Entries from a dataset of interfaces

_ _ _

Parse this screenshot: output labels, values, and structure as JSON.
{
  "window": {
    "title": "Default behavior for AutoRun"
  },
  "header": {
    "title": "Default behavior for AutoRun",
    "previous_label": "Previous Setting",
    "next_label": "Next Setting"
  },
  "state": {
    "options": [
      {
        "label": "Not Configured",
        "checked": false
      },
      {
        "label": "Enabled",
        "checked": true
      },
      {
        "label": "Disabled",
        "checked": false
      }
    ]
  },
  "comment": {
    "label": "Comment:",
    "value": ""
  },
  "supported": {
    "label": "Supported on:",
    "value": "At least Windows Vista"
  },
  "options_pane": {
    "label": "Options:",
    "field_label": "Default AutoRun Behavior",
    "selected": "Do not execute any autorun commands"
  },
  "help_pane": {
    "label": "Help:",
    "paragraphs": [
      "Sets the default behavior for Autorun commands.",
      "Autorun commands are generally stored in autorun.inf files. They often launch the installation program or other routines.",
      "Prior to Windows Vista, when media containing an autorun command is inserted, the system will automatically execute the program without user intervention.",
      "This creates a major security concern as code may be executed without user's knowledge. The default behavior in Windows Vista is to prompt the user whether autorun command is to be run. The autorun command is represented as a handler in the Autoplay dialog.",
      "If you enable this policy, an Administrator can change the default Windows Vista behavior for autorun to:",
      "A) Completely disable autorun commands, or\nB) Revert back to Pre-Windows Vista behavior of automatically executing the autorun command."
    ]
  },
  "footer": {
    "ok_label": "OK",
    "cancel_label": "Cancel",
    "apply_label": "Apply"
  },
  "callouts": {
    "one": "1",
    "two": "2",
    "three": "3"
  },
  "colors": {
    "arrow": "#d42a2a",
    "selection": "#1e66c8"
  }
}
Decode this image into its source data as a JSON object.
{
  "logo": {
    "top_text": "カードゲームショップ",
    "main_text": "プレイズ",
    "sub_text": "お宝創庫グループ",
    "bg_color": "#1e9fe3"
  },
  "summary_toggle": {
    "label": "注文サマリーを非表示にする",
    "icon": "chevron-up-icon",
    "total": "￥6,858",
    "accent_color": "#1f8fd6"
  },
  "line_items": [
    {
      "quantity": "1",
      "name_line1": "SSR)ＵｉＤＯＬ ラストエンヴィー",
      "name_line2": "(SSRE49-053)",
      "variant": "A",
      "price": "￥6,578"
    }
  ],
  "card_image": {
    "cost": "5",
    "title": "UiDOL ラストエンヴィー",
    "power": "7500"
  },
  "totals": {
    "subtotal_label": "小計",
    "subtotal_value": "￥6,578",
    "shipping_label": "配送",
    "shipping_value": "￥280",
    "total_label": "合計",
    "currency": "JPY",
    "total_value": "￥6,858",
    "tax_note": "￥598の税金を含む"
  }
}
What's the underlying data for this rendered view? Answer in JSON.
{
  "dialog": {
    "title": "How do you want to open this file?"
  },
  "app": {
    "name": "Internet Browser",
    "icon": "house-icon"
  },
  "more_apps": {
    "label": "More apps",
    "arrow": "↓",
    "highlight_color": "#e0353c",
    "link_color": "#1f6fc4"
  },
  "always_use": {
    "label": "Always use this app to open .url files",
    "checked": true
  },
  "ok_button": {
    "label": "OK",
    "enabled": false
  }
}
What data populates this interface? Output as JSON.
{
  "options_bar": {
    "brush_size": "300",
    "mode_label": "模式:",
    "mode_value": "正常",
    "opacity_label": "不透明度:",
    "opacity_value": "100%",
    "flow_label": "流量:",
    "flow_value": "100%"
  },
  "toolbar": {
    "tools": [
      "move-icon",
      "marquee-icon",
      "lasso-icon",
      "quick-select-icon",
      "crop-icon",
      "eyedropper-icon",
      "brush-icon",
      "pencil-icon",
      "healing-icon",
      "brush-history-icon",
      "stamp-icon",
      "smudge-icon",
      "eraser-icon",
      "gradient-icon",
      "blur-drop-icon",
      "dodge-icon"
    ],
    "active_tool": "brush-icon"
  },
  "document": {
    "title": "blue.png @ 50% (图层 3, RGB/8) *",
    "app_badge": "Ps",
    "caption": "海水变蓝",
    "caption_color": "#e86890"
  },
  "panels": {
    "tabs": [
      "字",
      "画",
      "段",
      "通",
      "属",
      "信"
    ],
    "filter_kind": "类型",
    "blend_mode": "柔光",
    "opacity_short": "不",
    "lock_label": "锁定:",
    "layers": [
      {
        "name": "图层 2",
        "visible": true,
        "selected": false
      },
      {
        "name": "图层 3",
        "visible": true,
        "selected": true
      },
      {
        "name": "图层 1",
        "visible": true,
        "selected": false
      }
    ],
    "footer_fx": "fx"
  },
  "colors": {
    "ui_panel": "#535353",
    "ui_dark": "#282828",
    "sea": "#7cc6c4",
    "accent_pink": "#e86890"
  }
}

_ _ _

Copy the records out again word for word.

• _Answer area_:
Parse this screenshot: output labels, values, and structure as JSON.
{
  "window": {
    "title": "Default behavior for AutoRun"
  },
  "header": {
    "title": "Default behavior for AutoRun",
    "previous_label": "Previous Setting",
    "next_label": "Next Setting"
  },
  "state": {
    "options": [
      {
        "label": "Not Configured",
        "checked": false
      },
      {
        "label": "Enabled",
        "checked": true
      },
      {
        "label": "Disabled",
        "checked": false
      }
    ]
  },
  "comment": {
    "label": "Comment:",
    "value": ""
  },
  "supported": {
    "label": "Supported on:",
    "value": "At least Windows Vista"
  },
  "options_pane": {
    "label": "Options:",
    "field_label": "Default AutoRun Behavior",
    "selected": "Do not execute any autorun commands"
  },
  "help_pane": {
    "label": "Help:",
    "paragraphs": [
      "Sets the default behavior for Autorun commands.",
      "Autorun commands are generally stored in autorun.inf files. They often launch the installation program or other routines.",
      "Prior to Windows Vista, when media containing an autorun command is inserted, the system will automatically execute the program without user intervention.",
      "This creates a major security concern as code may be executed without user's knowledge. The default behavior in Windows Vista is to prompt the user whether autorun command is to be run. The autorun command is represented as a handler in the Autoplay dialog.",
      "If you enable this policy, an Administrator can change the default Windows Vista behavior for autorun to:",
      "A) Completely disable autorun commands, or\nB) Revert back to Pre-Windows Vista behavior of automatically executing the autorun command."
    ]
  },
  "footer": {
    "ok_label": "OK",
    "cancel_label": "Cancel",
    "apply_label": "Apply"
  },
  "callouts": {
    "one": "1",
    "two": "2",
    "three": "3"
  },
  "colors": {
    "arrow": "#d42a2a",
    "selection": "#1e66c8"
  }
}
Decode this image into its source data as a JSON object.
{
  "logo": {
    "top_text": "カードゲームショップ",
    "main_text": "プレイズ",
    "sub_text": "お宝創庫グループ",
    "bg_color": "#1e9fe3"
  },
  "summary_toggle": {
    "label": "注文サマリーを非表示にする",
    "icon": "chevron-up-icon",
    "total": "￥6,858",
    "accent_color": "#1f8fd6"
  },
  "line_items": [
    {
      "quantity": "1",
      "name_line1": "SSR)ＵｉＤＯＬ ラストエンヴィー",
      "name_line2": "(SSRE49-053)",
      "variant": "A",
      "price": "￥6,578"
    }
  ],
  "card_image": {
    "cost": "5",
    "title": "UiDOL ラストエンヴィー",
    "power": "7500"
  },
  "totals": {
    "subtotal_label": "小計",
    "subtotal_value": "￥6,578",
    "shipping_label": "配送",
    "shipping_value": "￥280",
    "total_label": "合計",
    "currency": "JPY",
    "total_value": "￥6,858",
    "tax_note": "￥598の税金を含む"
  }
}
What's the underlying data for this rendered view? Answer in JSON.
{
  "dialog": {
    "title": "How do you want to open this file?"
  },
  "app": {
    "name": "Internet Browser",
    "icon": "house-icon"
  },
  "more_apps": {
    "label": "More apps",
    "arrow": "↓",
    "highlight_color": "#e0353c",
    "link_color": "#1f6fc4"
  },
  "always_use": {
    "label": "Always use this app to open .url files",
    "checked": true
  },
  "ok_button": {
    "label": "OK",
    "enabled": false
  }
}
What data populates this interface? Output as JSON.
{
  "options_bar": {
    "brush_size": "300",
    "mode_label": "模式:",
    "mode_value": "正常",
    "opacity_label": "不透明度:",
    "opacity_value": "100%",
    "flow_label": "流量:",
    "flow_value": "100%"
  },
  "toolbar": {
    "tools": [
      "move-icon",
      "marquee-icon",
      "lasso-icon",
      "quick-select-icon",
      "crop-icon",
      "eyedropper-icon",
      "brush-icon",
      "pencil-icon",
      "healing-icon",
      "brush-history-icon",
      "stamp-icon",
      "smudge-icon",
      "eraser-icon",
      "gradient-icon",
      "blur-drop-icon",
      "dodge-icon"
    ],
    "active_tool": "brush-icon"
  },
  "document": {
    "title": "blue.png @ 50% (图层 3, RGB/8) *",
    "app_badge": "Ps",
    "caption": "海水变蓝",
    "caption_color": "#e86890"
  },
  "panels": {
    "tabs": [
      "字",
      "画",
      "段",
      "通",
      "属",
      "信"
    ],
    "filter_kind": "类型",
    "blend_mode": "柔光",
    "opacity_short": "不",
    "lock_label": "锁定:",
    "layers": [
      {
        "name": "图层 2",
        "visible": true,
        "selected": false
      },
      {
        "name": "图层 3",
        "visible": true,
        "selected": true
      },
      {
        "name": "图层 1",
        "visible": true,
        "selected": false
      }
    ],
    "footer_fx": "fx"
  },
  "colors": {
    "ui_panel": "#535353",
    "ui_dark": "#282828",
    "sea": "#7cc6c4",
    "accent_pink": "#e86890"
  }
}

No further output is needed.